A problem even with accurate labeling is that it can be difficult to know exactly how green your purchases are. As a case in point, here is a good example of how even the most seemingly "black and white" green choices can sometimes take on the color and clarity of mud.
If you had to buy plastic bags to line your kitchen trash can, which of the following do you think would be the better choice? One hundred percent unrecycled content plastic bags, or bags made with 1/3 recycled material?
Apparently recycled plastic when used in plastic bags, does not result in bags of the same strength as the plastic bags made without any recycled content. Because of this, the recycled bags need to be made heavier, with a lot more unrecycled plastic, to have the strength consumers have come to expect.

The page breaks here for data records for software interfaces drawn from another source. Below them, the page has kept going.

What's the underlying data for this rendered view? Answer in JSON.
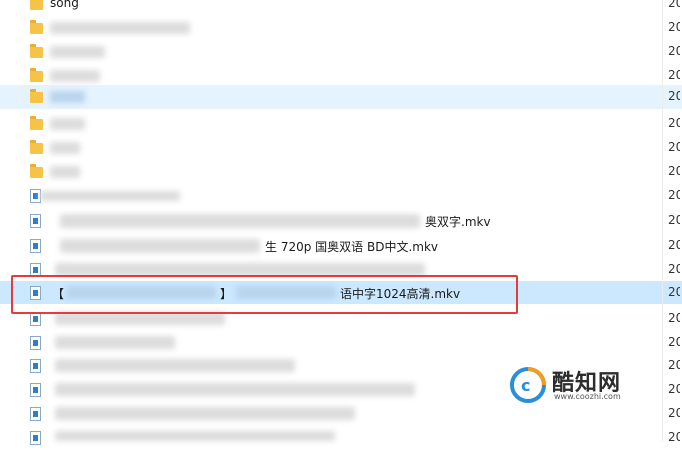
{
  "rows": [
    {
      "type": "folder",
      "name": "song",
      "date": "20"
    },
    {
      "type": "folder",
      "name": "",
      "date": "20"
    },
    {
      "type": "folder",
      "name": "",
      "date": "20"
    },
    {
      "type": "folder",
      "name": "",
      "date": "20"
    },
    {
      "type": "folder",
      "name": "",
      "date": "20",
      "selected": true
    },
    {
      "type": "folder",
      "name": "",
      "date": "20"
    },
    {
      "type": "folder",
      "name": "",
      "date": "20"
    },
    {
      "type": "folder",
      "name": "",
      "date": "20"
    },
    {
      "type": "video",
      "name": "",
      "date": "20"
    },
    {
      "type": "video",
      "name": "奥双字.mkv",
      "date": "20"
    },
    {
      "type": "video",
      "name": "生 720p 国奥双语 BD中文.mkv",
      "date": "20"
    },
    {
      "type": "video",
      "name": "",
      "date": "20"
    },
    {
      "type": "video",
      "name": "语中字1024高清.mkv",
      "date": "20",
      "highlighted": true,
      "bracket_open": "【",
      "bracket_close": "】"
    },
    {
      "type": "video",
      "name": "",
      "date": "20"
    },
    {
      "type": "video",
      "name": "",
      "date": "20"
    },
    {
      "type": "video",
      "name": "",
      "date": "20"
    },
    {
      "type": "video",
      "name": "",
      "date": "20"
    },
    {
      "type": "video",
      "name": "",
      "date": "20"
    },
    {
      "type": "video",
      "name": "",
      "date": "20"
    }
  ],
  "watermark": {
    "title": "酷知网",
    "url": "www.coozhi.com",
    "accent": "#2a8fd8",
    "accent2": "#f39c1f"
  },
  "colors": {
    "selection": "#e5f3ff",
    "highlight": "#cce8ff",
    "redbox": "#e43c3c"
  }
}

What happens is that the bags with the 1/3 recycled content end up sending more material to the landfill than the non-recycled bags. This is true even when you consider that 1/3 of the recycled bag content is being used twice before it goes to the landfill.
Here are the numbers: The weight of 100,000 plastic bags made from unrecycled plastic is about 1 ton. The weight of 100,000 plastic bags made with 1/3 recycled plastic is a little over 2 tons and actually contain more unrecycled plastic per bag, by weight, than the unrecycled bags. Why this is so, I don’t know, but this is apparently what is currently on the market. So what happens is the following. The bags made with no recycled plastic contribute 2,000 lbs of unrecycled waste to the landfill. The bags with 1/3 recycled content contribute 2,600 lbs of unrecycled material to the landfill.
If you think this explanation is confusing, then how are consumers going to keep track when at the grocery store? They can’t and might choose the bags with the screaming "Made From 1/3 Recycled Plastic" label, thinking they are making a green choice. Maybe they are making a green choice, maybe they are not. In any case if they want to choose the "recycled" bags, can they get around the fact that they also cost 1/3 more than the non-recycled bags? But that is a discussion for another day.
Note that my intent is not to make light of attempts by plastic bag companies to market a greener product. I just think the product really needs to be what it claims, not just technically or semantically accurate. We need better, greener trash bags that don’t cost a lot more than conventional bags. We need to reduce waste going to landfills. We need to fund research to bring products like this to market at a price that makes the products a viable choice for cash strapped consumers.